Goal of the exercise: If a line in the entries includes "items", show that line.

─── Material shown

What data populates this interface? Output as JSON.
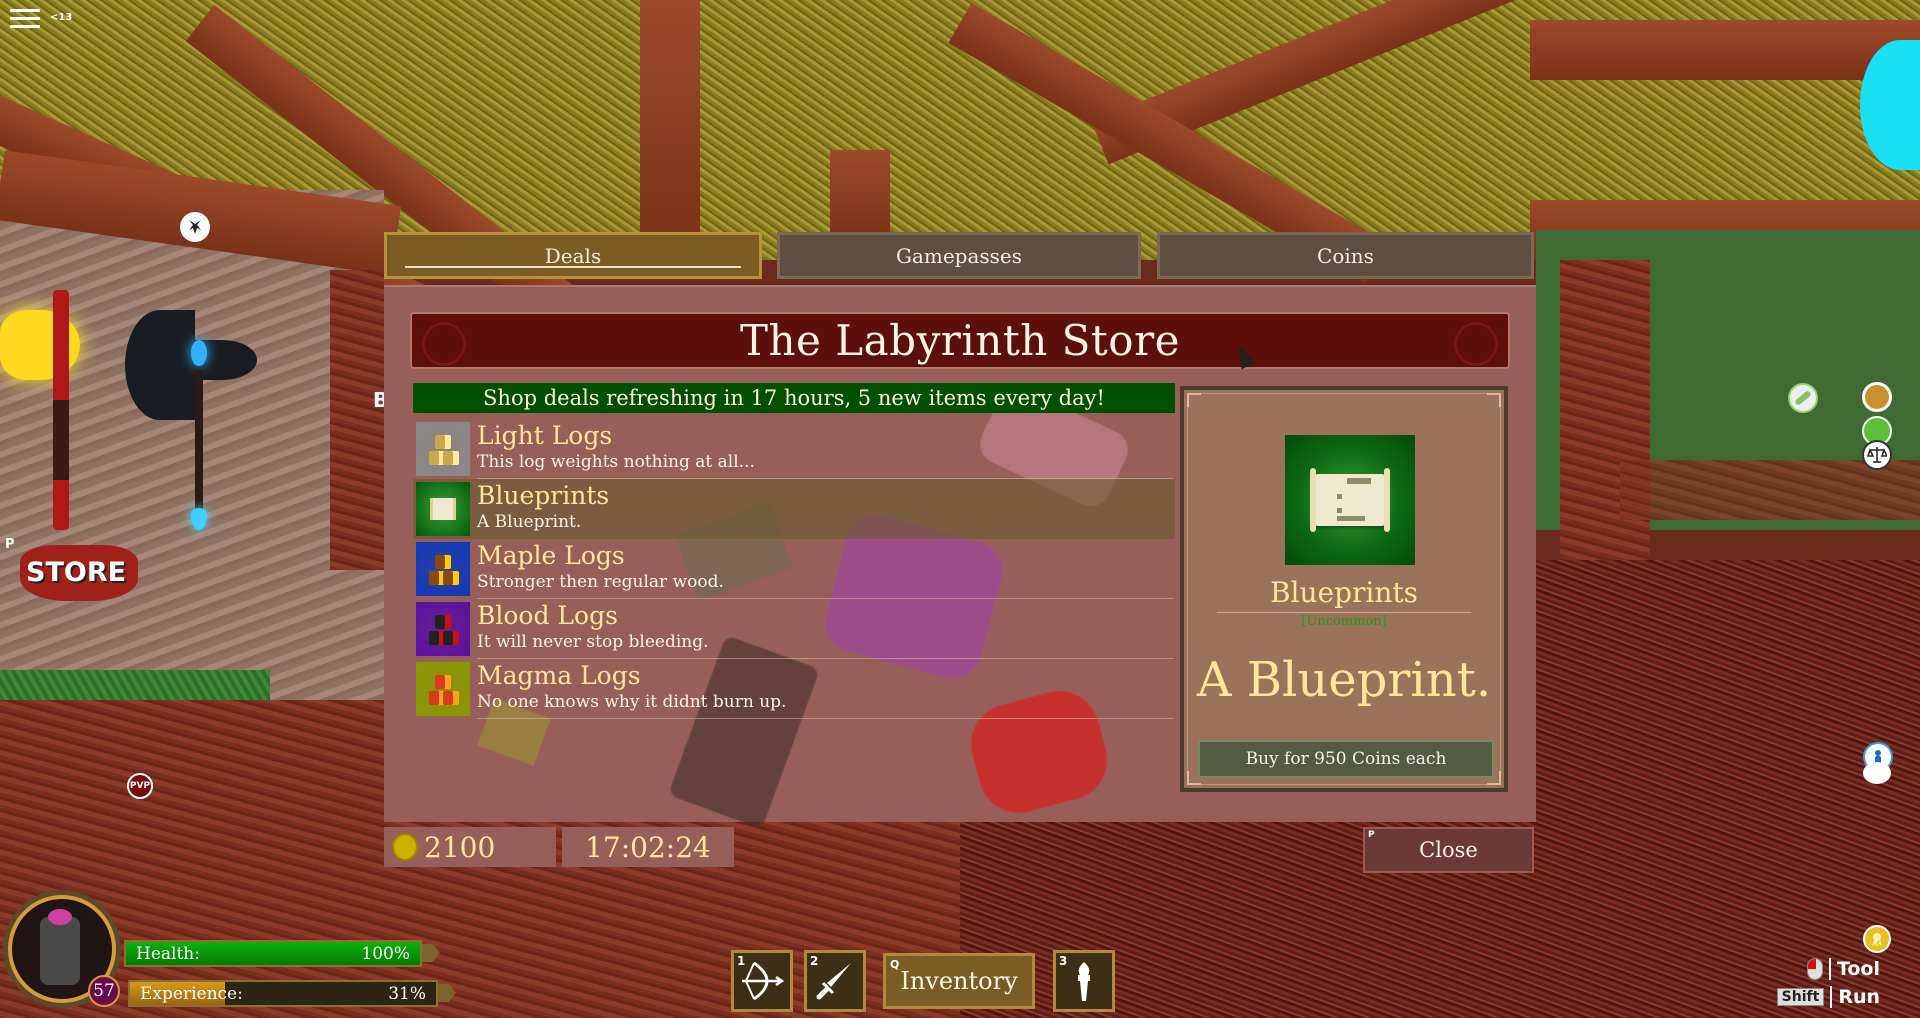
{
  "hud": {
    "chat_count": "<13",
    "level": "57",
    "health": {
      "label": "Health:",
      "value_text": "100%",
      "fraction": 1.0
    },
    "experience": {
      "label": "Experience:",
      "value_text": "31%",
      "fraction": 0.31
    },
    "hotbar": [
      {
        "key": "1",
        "icon": "bow-icon"
      },
      {
        "key": "2",
        "icon": "sword-icon"
      },
      {
        "key": "3",
        "icon": "torch-icon"
      }
    ],
    "inventory": {
      "key": "Q",
      "label": "Inventory"
    },
    "controls": [
      {
        "key_icon": "mouse-icon",
        "label": "Tool"
      },
      {
        "key": "Shift",
        "label": "Run"
      }
    ],
    "world_store_sign": {
      "key": "P",
      "label": "STORE"
    },
    "pvp_label": "PVP",
    "partial_text": "B"
  },
  "store": {
    "tabs": [
      {
        "label": "Deals",
        "active": true
      },
      {
        "label": "Gamepasses",
        "active": false
      },
      {
        "label": "Coins",
        "active": false
      }
    ],
    "title": "The Labyrinth Store",
    "deals_banner": "Shop deals refreshing in 17 hours, 5 new items every day!",
    "items": [
      {
        "name": "Light Logs",
        "description": "This log weights nothing at all...",
        "icon": "light-logs-icon",
        "icon_bg": "#8a8a8a",
        "log_color": "#c8a84a",
        "end_color": "#ffeaa0",
        "selected": false
      },
      {
        "name": "Blueprints",
        "description": "A Blueprint.",
        "icon": "blueprint-scroll-icon",
        "icon_bg": "#0d6a13",
        "selected": true
      },
      {
        "name": "Maple Logs",
        "description": "Stronger then regular wood.",
        "icon": "maple-logs-icon",
        "icon_bg": "#1038b8",
        "log_color": "#8a4a10",
        "end_color": "#ffcc00",
        "selected": false
      },
      {
        "name": "Blood Logs",
        "description": "It will never stop bleeding.",
        "icon": "blood-logs-icon",
        "icon_bg": "#5a10a0",
        "log_color": "#222222",
        "end_color": "#d01010",
        "selected": false
      },
      {
        "name": "Magma Logs",
        "description": "No one knows why it didnt burn up.",
        "icon": "magma-logs-icon",
        "icon_bg": "#8a9a00",
        "log_color": "#d83a1a",
        "end_color": "#ffa020",
        "selected": false
      }
    ],
    "detail": {
      "name": "Blueprints",
      "rarity": "[Uncommon]",
      "rarity_color": "#1f9a1f",
      "description": "A Blueprint.",
      "buy_label": "Buy for 950 Coins each"
    },
    "coins": "2100",
    "timer": "17:02:24",
    "close": {
      "key": "P",
      "label": "Close"
    }
  }
}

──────

Completed exercise:
    "deals_banner": "Shop deals refreshing in 17 hours, 5 new items every day!",
    "items": [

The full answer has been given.